• The Unitarian society of which some not this day) that we have built us an alaccount has now been given, continued tar, &c.' Joshua, xxii. 22. to meet every Lord's day until the year • In 1815, Mr Vaughan resigned the 1800. In the early part of 1797 Dr Pricst- ministerial office, which he had held in ley,on a visit to the city from Northumber- association with Messrs Eddowes and land, where he had fised his residence, Taylor. Upon this occasion resolutions delivered an address to this humble flock of ihanks were passed, from which we and enrolled himself among its members. cannot help quoting. Those who know In August, 1800, its meetings were dis- this gentleman, and the sphere of his accontinued, some of the association having quaintance is not limited, will join most died, and others being scattered. In 1807 cordially in the expressions of respect they were resuel, and William Chris. which they breathe. The language of tie, the author of a valuable work on the the society is, “ that, impressed by a sense Disine Unity, was invited to conduct the of benefits received, they cannot refrain stated religious services.
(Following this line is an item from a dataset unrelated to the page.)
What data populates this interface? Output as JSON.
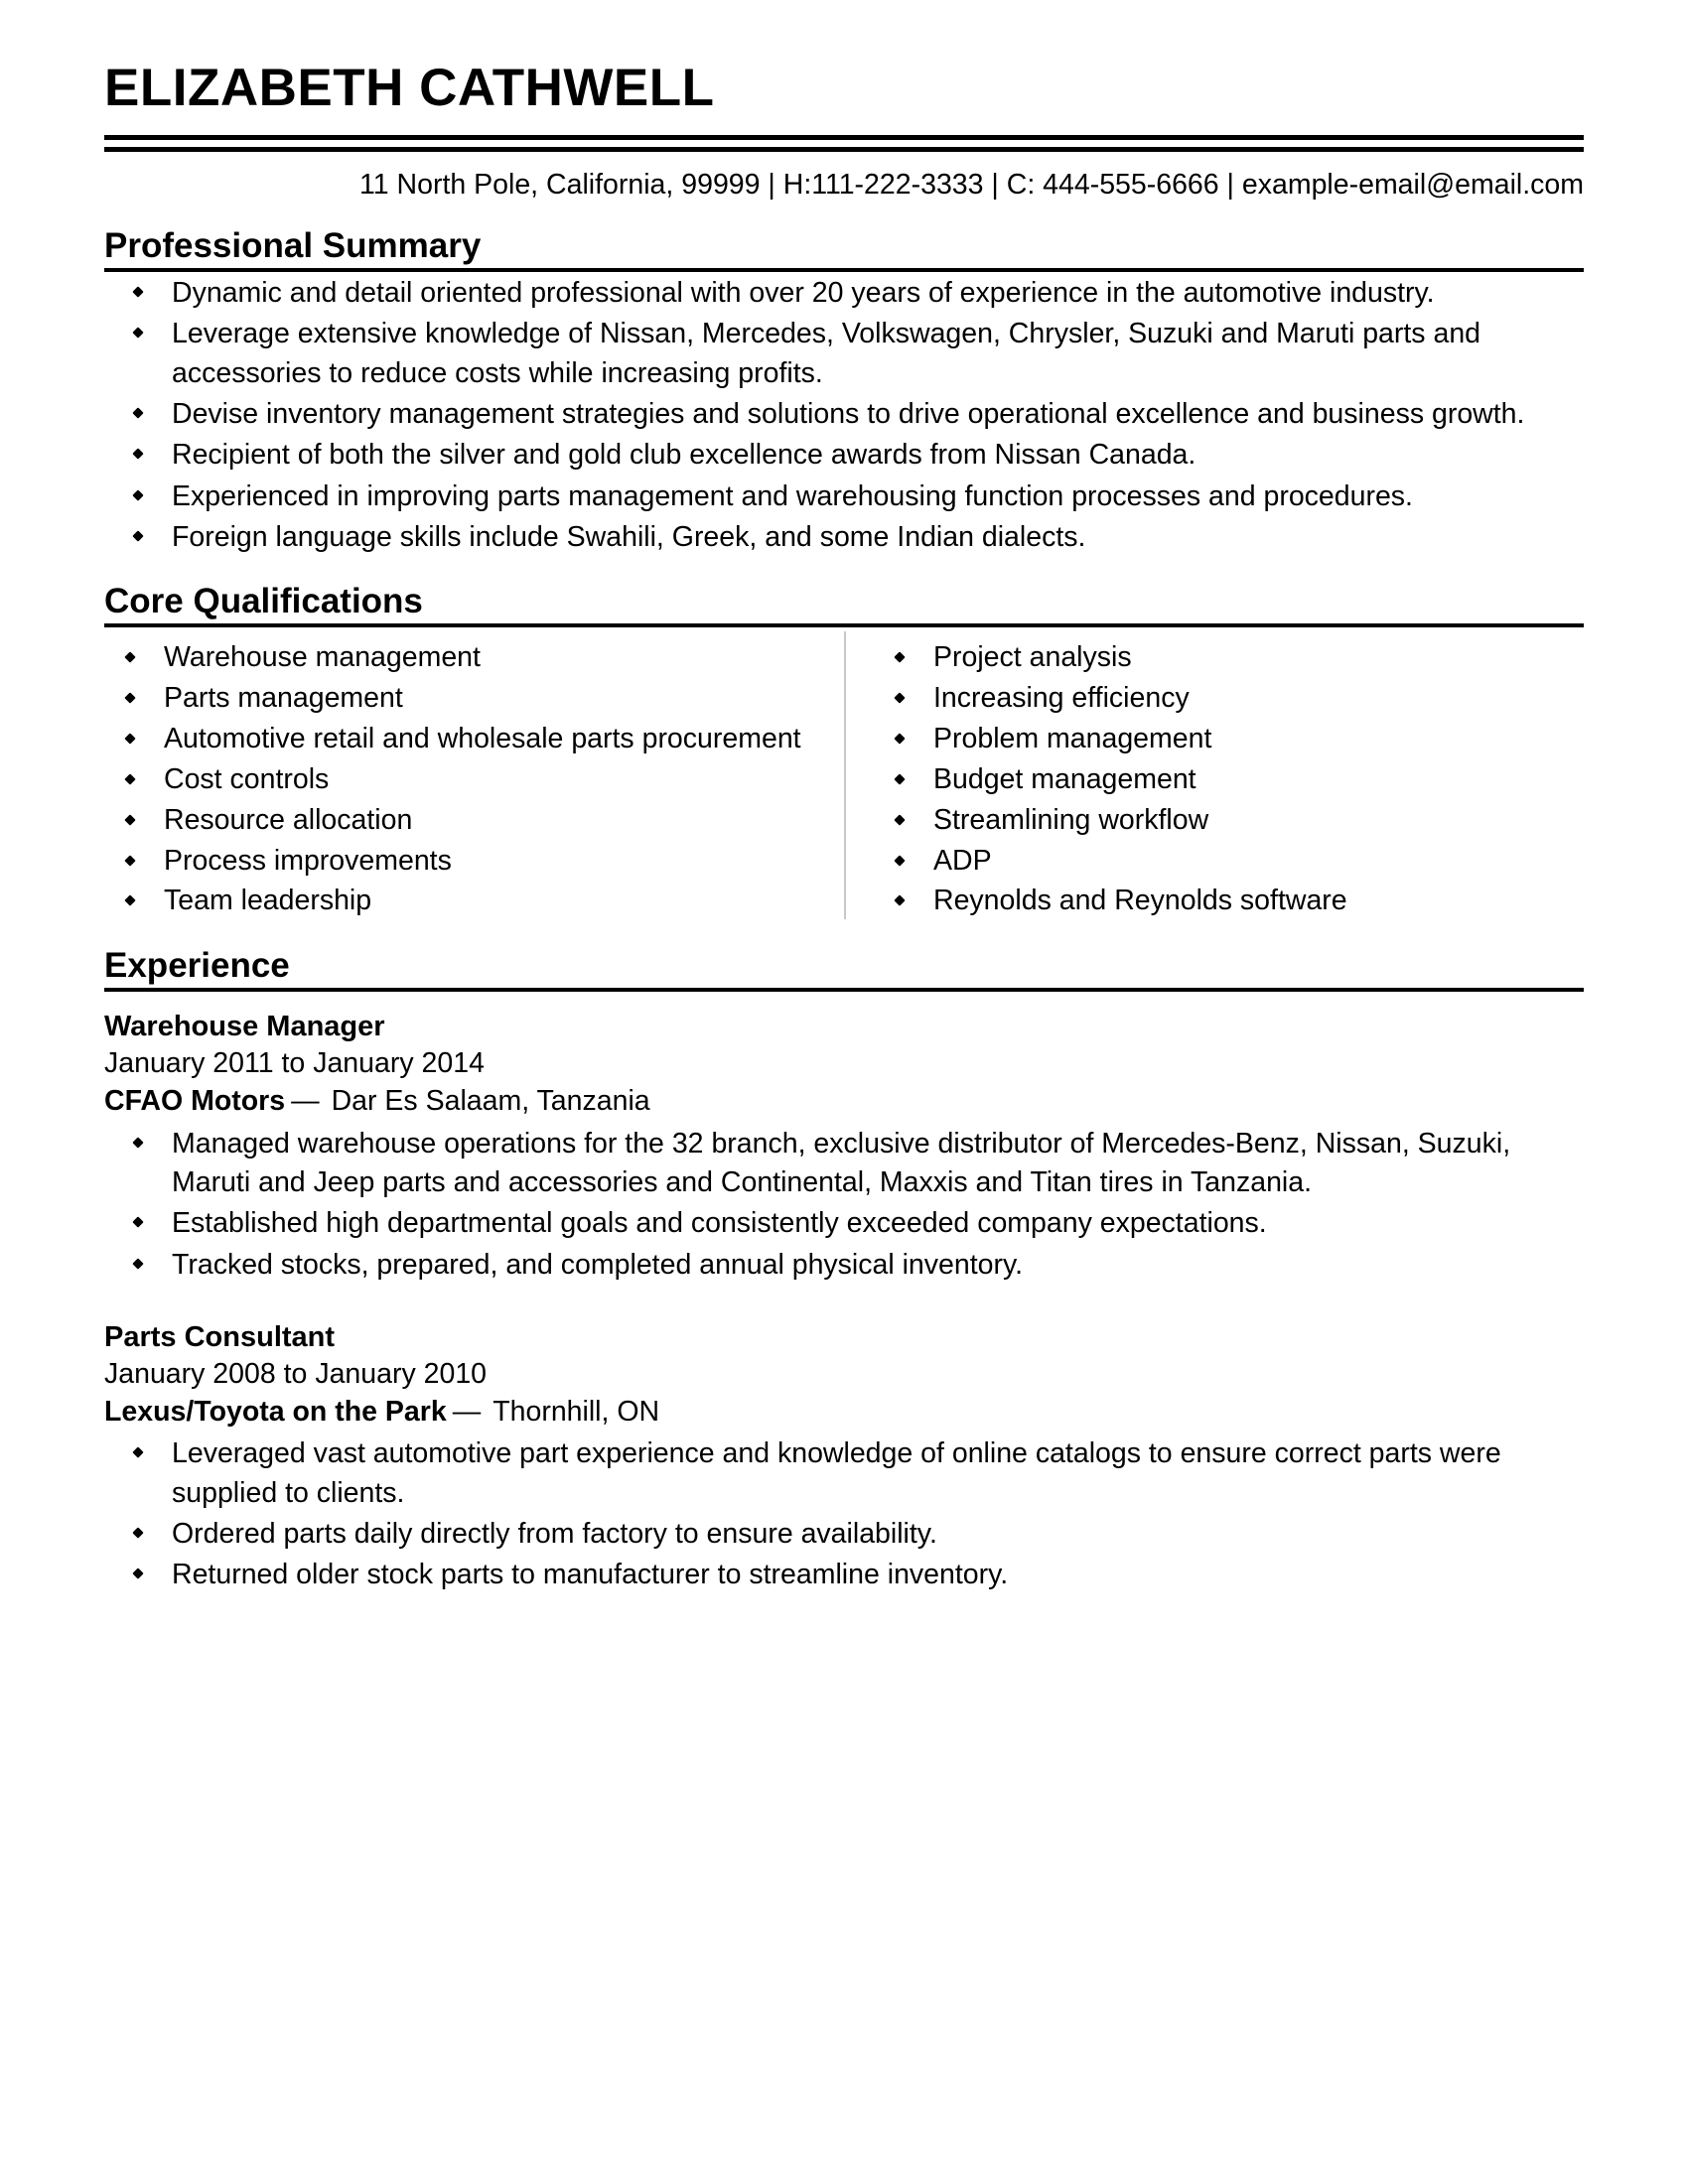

This invitation froin expressing those sentiments of eswas accepted, and the Universali-ts' teen which they feel, and those ardent Church, in Lombard Street, where Dr wishes which they cherish, both individu